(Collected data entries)

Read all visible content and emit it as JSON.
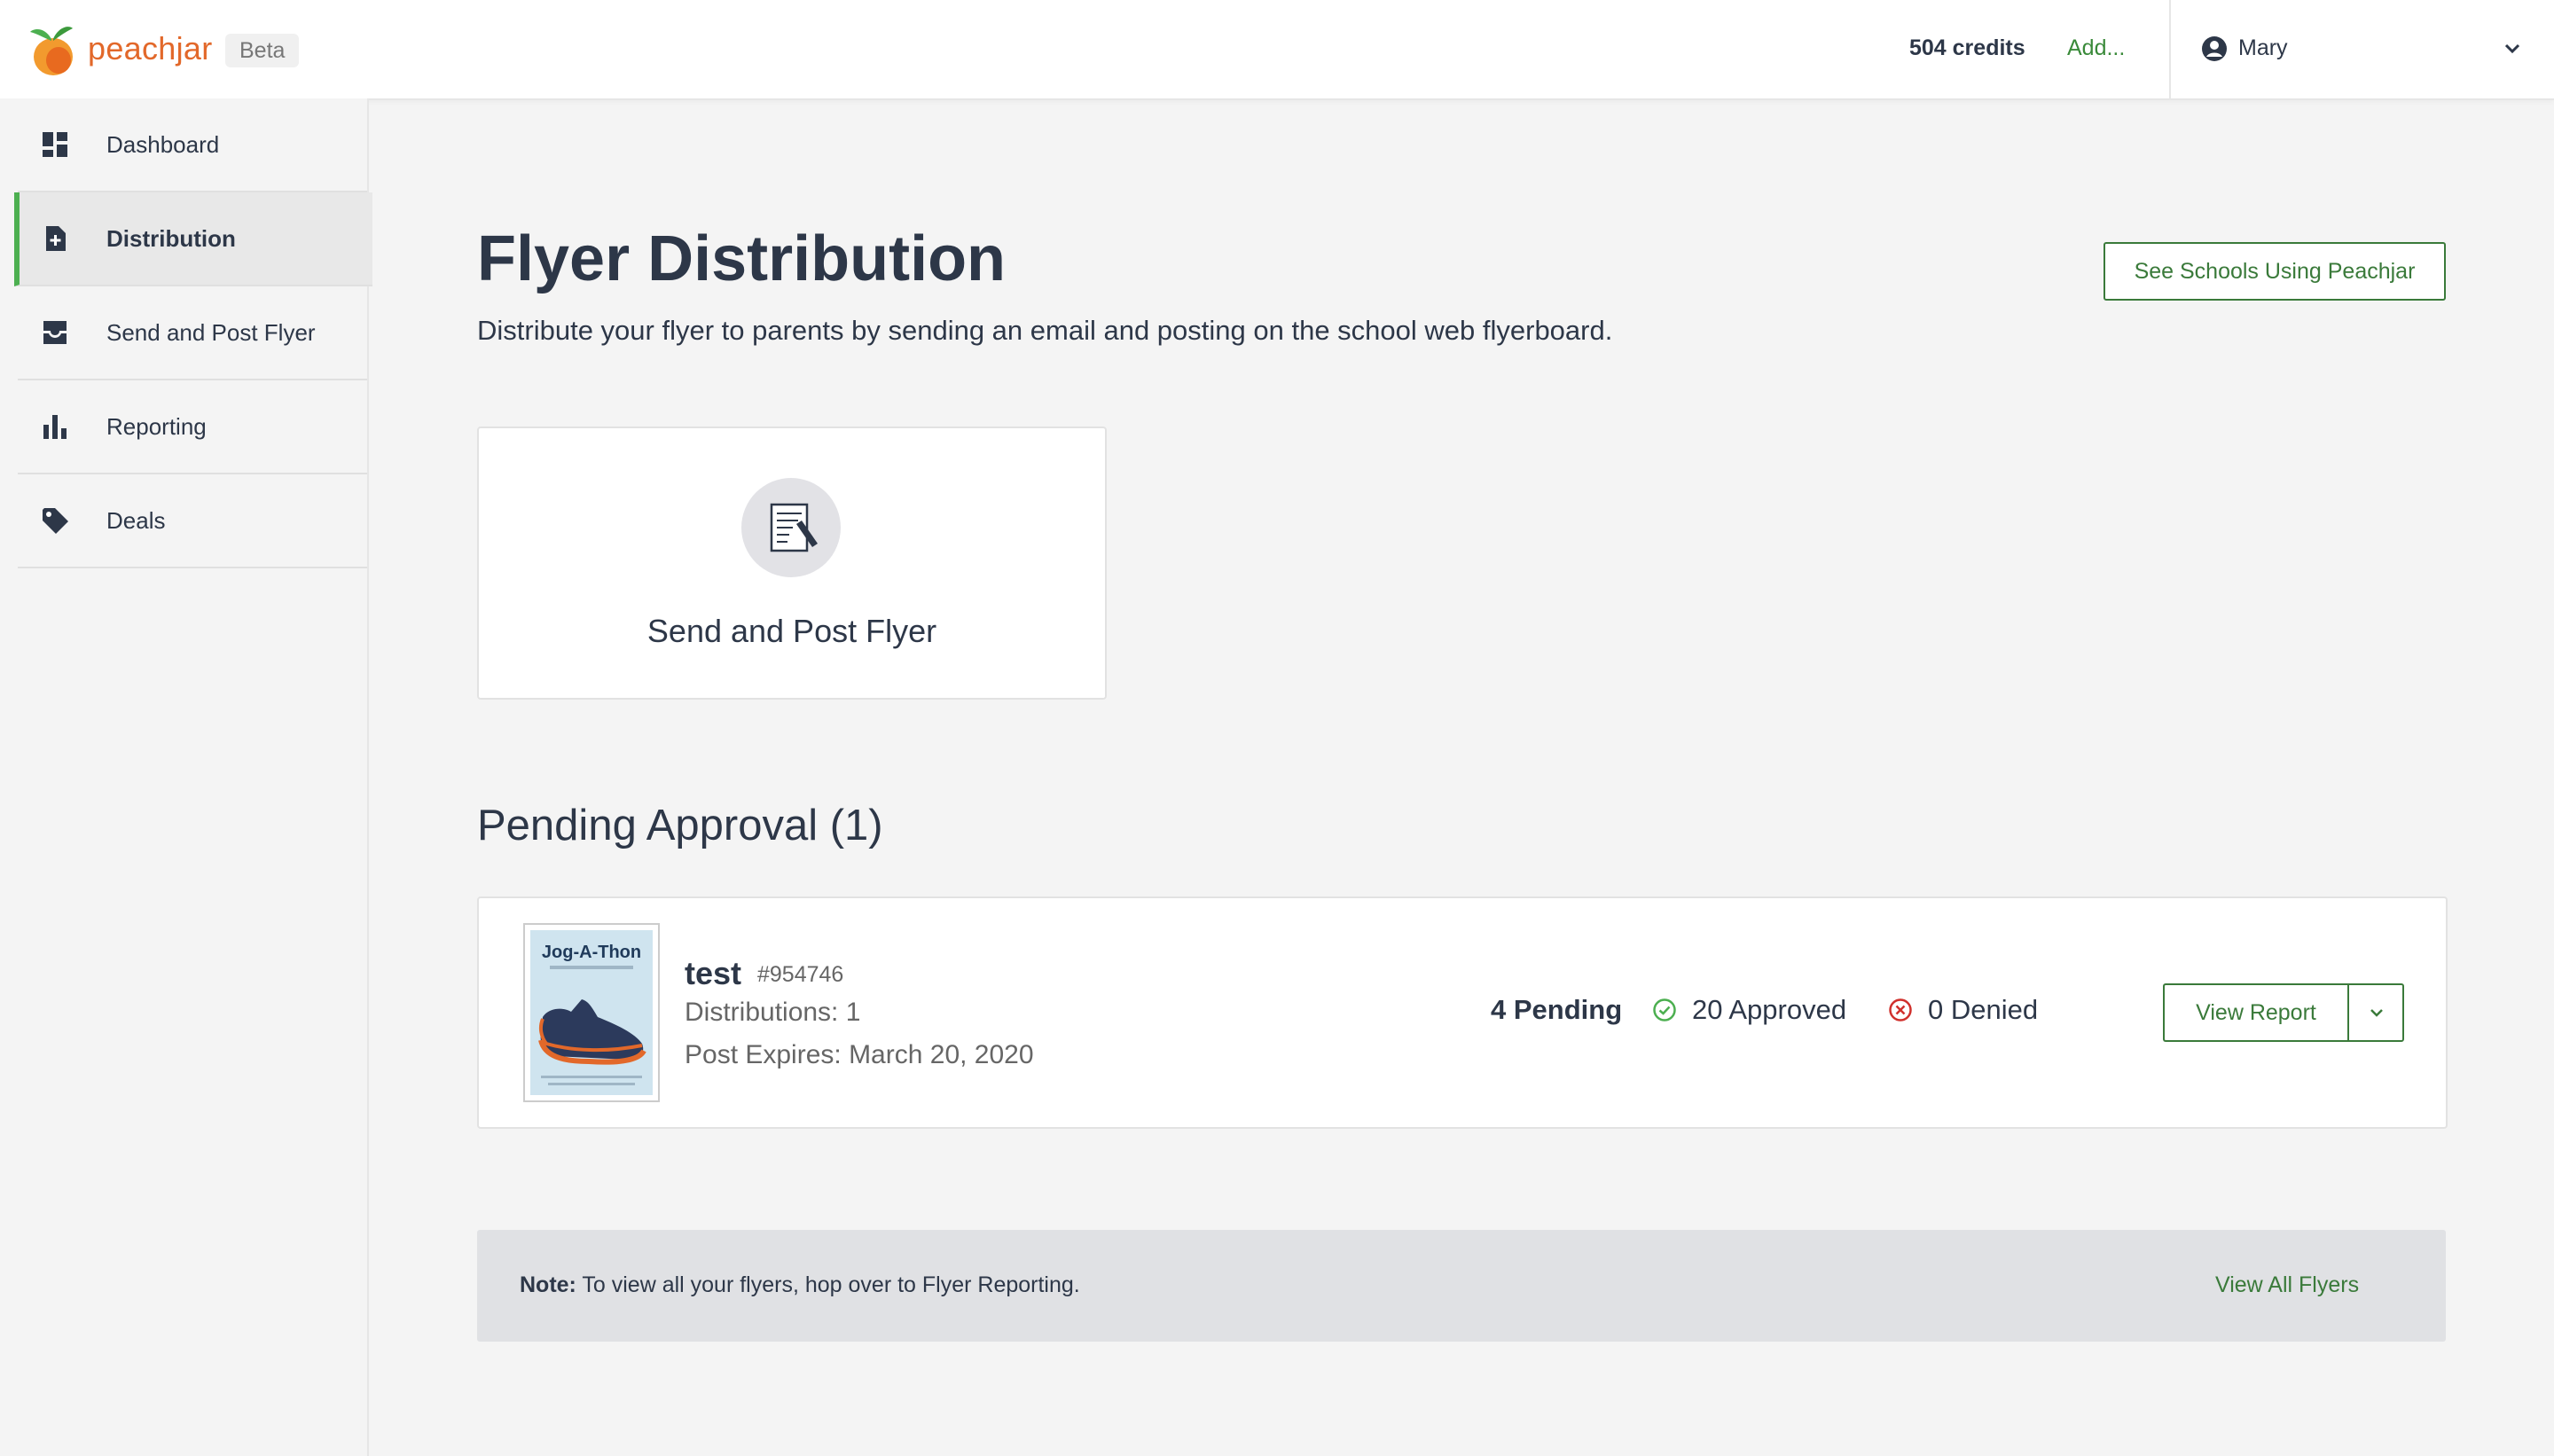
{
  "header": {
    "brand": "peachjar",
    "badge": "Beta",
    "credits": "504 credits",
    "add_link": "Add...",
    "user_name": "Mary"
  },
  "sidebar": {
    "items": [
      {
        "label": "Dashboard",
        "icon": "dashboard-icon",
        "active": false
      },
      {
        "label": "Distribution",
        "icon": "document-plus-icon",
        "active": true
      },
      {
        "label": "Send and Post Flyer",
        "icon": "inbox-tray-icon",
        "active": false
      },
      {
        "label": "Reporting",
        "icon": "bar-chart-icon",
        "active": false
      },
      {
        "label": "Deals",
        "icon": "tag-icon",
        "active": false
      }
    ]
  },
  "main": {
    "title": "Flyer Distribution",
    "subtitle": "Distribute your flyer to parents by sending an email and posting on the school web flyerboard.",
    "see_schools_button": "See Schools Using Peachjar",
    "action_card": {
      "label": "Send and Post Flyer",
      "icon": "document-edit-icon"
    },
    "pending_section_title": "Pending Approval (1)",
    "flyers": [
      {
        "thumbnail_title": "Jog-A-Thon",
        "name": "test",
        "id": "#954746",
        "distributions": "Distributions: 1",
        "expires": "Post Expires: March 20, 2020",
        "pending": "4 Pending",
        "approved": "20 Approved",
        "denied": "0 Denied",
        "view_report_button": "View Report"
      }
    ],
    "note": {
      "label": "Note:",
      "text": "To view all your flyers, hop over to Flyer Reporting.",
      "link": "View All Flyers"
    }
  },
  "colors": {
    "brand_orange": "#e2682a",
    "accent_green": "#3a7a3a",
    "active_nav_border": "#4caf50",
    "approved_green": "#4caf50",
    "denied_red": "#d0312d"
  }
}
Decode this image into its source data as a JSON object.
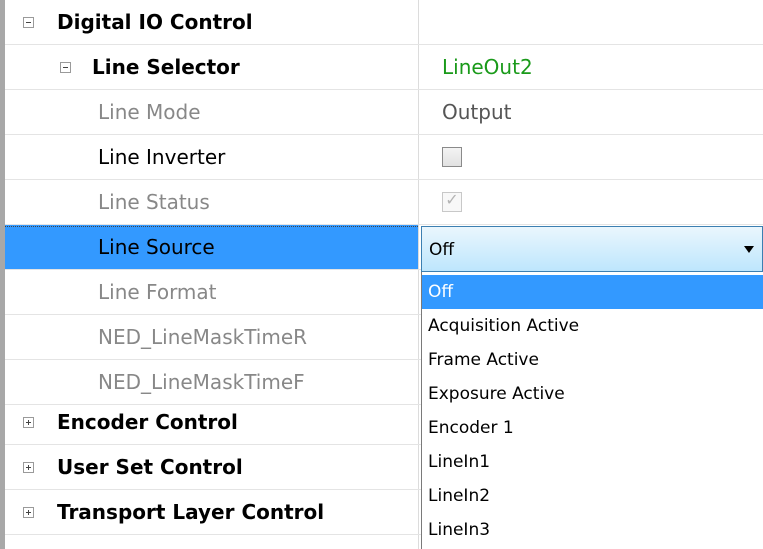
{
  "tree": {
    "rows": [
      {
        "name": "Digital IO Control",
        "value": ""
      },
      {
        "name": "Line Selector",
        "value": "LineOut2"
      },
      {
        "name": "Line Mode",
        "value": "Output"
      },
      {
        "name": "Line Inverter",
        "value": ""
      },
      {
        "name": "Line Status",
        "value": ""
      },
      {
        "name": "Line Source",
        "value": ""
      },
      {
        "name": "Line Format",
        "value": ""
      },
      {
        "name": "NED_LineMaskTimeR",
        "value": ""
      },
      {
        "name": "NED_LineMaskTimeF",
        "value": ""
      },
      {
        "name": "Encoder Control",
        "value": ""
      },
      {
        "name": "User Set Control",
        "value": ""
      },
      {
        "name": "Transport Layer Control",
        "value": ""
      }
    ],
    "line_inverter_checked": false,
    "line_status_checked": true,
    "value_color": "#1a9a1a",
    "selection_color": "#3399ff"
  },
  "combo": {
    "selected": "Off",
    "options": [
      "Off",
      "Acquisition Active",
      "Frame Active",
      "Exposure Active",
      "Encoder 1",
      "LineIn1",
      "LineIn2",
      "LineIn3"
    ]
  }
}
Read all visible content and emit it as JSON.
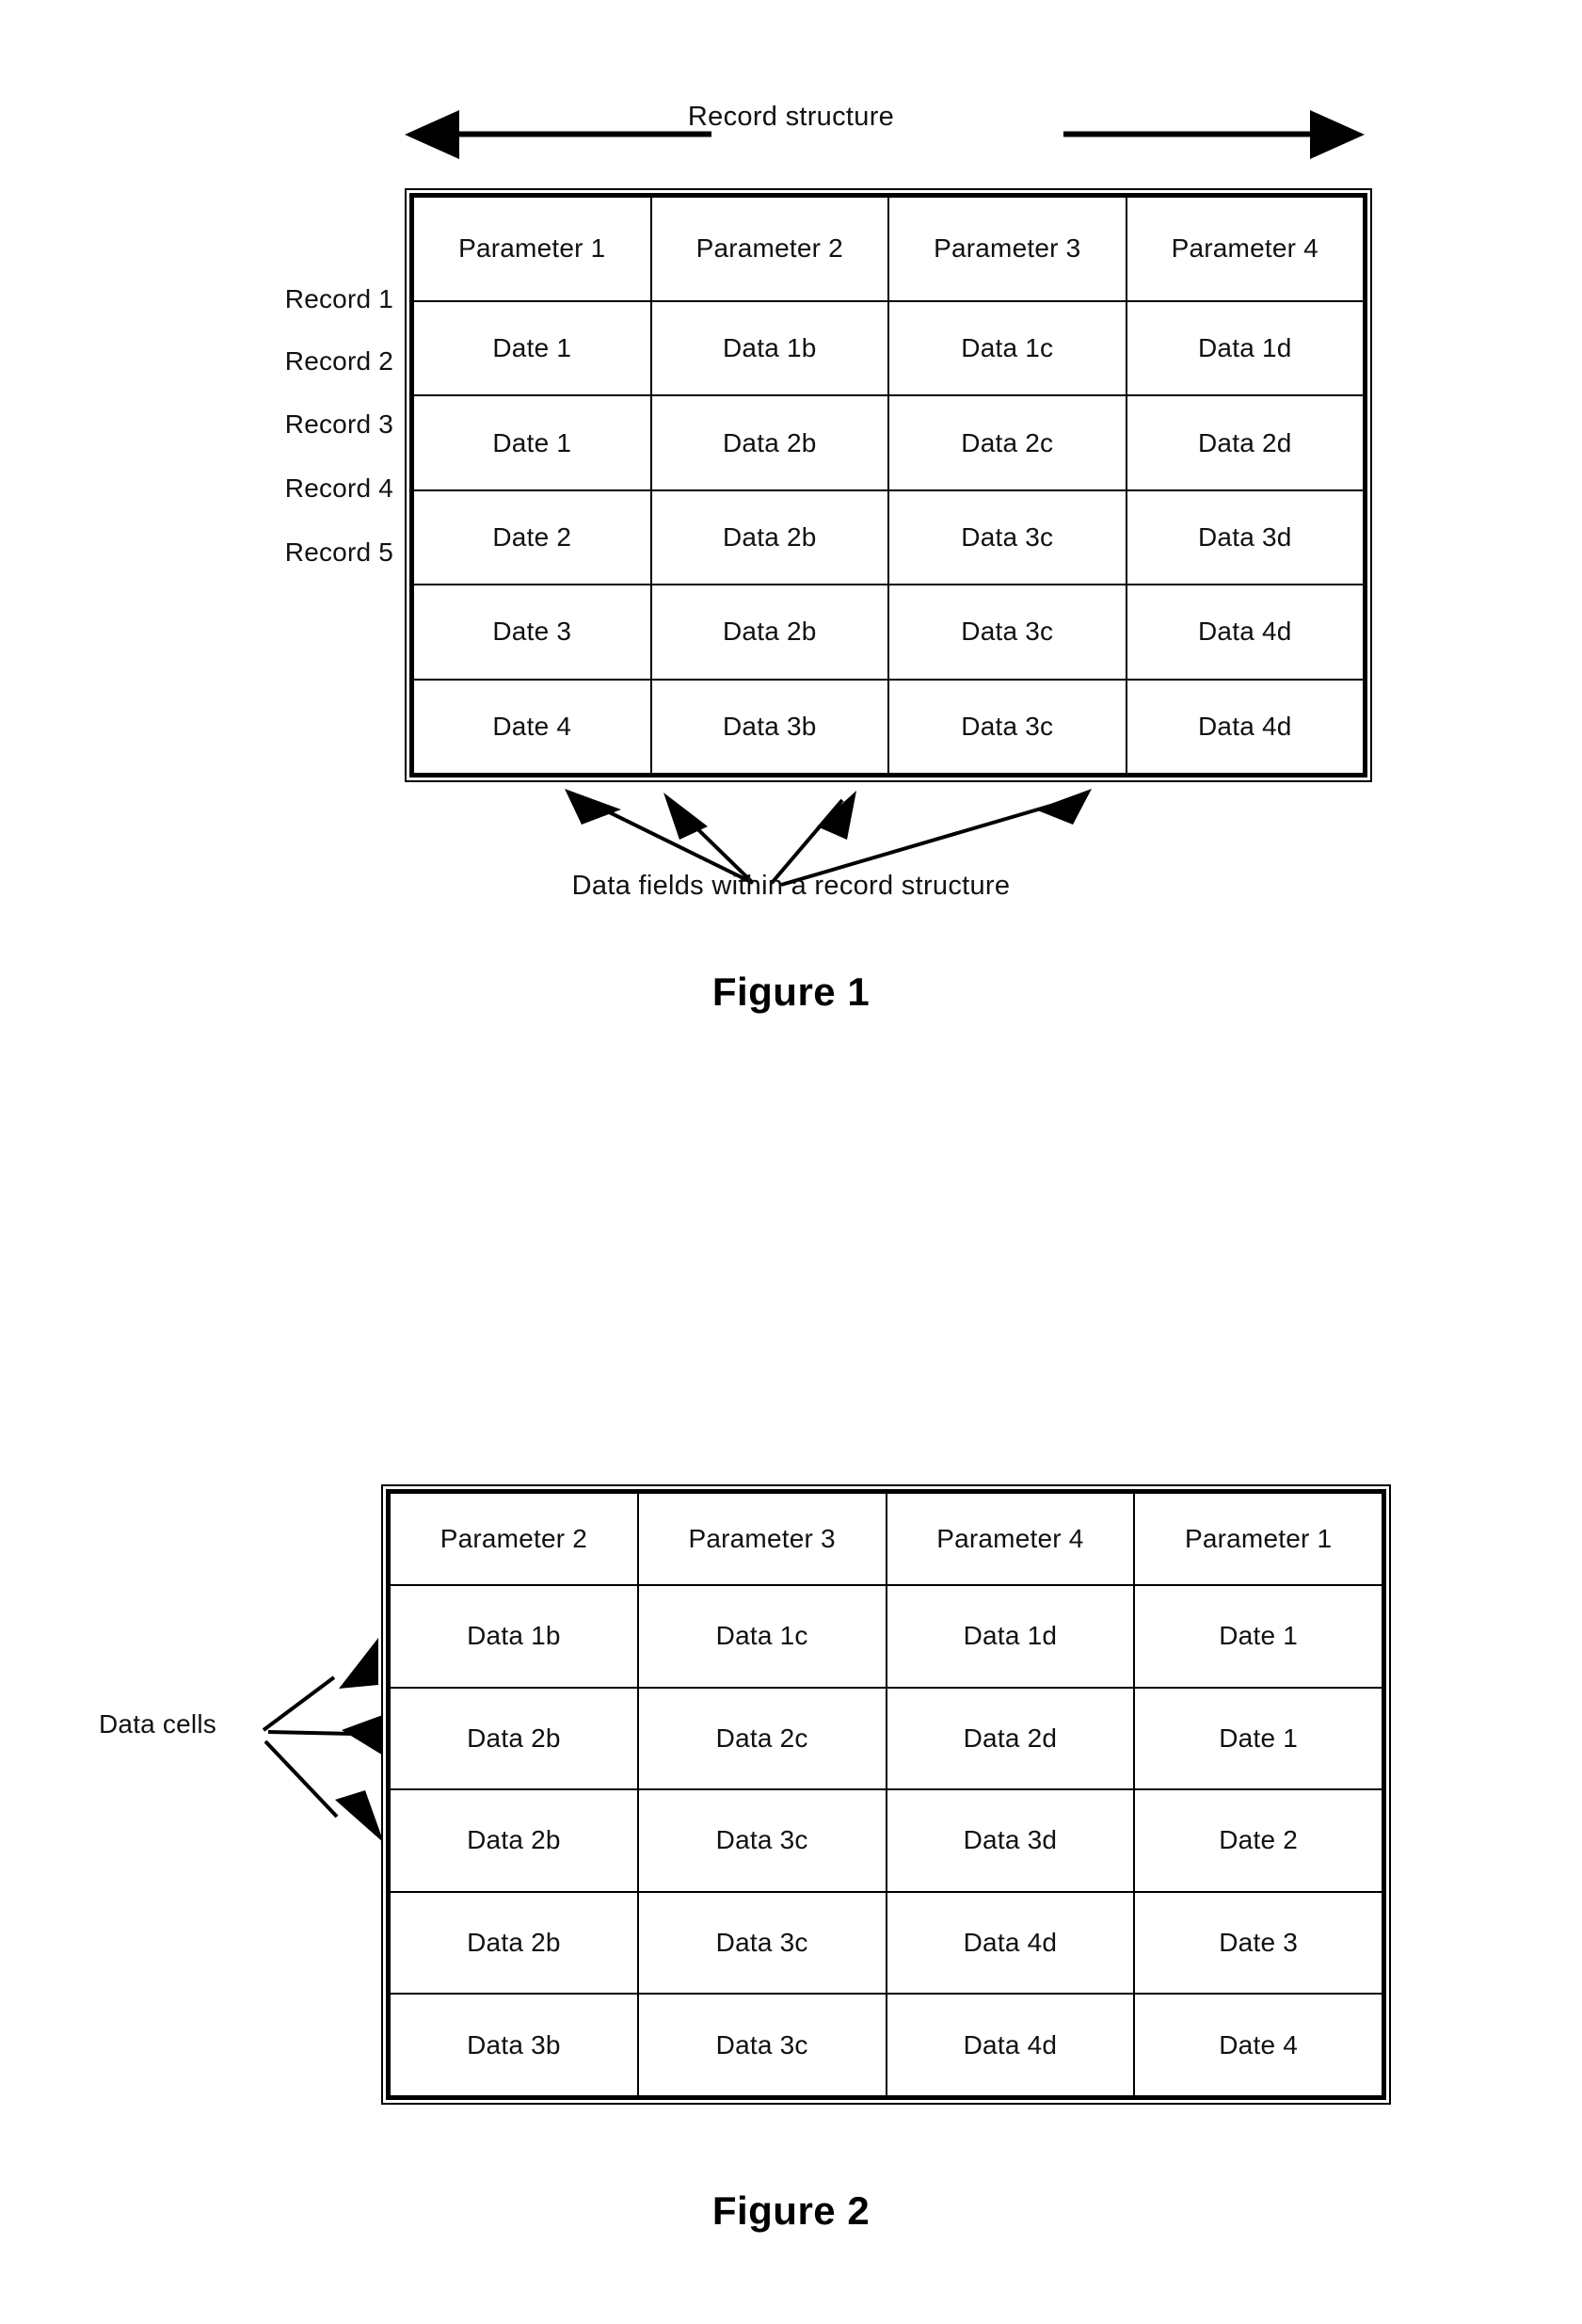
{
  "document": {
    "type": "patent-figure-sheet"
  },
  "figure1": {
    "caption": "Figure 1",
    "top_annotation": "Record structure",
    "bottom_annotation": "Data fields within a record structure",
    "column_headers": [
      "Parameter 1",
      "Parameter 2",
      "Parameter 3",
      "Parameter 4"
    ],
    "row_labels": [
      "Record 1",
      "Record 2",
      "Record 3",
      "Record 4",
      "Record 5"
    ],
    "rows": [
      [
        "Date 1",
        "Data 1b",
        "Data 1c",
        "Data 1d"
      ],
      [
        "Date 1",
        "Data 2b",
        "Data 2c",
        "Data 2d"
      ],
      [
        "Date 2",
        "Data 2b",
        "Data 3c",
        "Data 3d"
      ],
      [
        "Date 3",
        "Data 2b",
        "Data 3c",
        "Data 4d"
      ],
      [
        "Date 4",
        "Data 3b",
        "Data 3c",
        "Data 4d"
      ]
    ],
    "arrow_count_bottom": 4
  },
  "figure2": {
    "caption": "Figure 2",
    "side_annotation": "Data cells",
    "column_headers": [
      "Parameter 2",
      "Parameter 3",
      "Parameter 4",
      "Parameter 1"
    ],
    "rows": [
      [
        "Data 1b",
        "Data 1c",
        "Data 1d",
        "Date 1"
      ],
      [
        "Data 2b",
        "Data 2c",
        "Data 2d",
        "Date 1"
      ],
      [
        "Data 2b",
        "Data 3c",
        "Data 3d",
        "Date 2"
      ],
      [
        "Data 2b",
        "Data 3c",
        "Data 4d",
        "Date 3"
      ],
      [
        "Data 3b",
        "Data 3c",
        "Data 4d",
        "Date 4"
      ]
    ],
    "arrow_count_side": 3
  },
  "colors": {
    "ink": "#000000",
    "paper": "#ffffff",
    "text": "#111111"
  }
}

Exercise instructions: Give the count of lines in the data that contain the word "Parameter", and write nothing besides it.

The answer: 8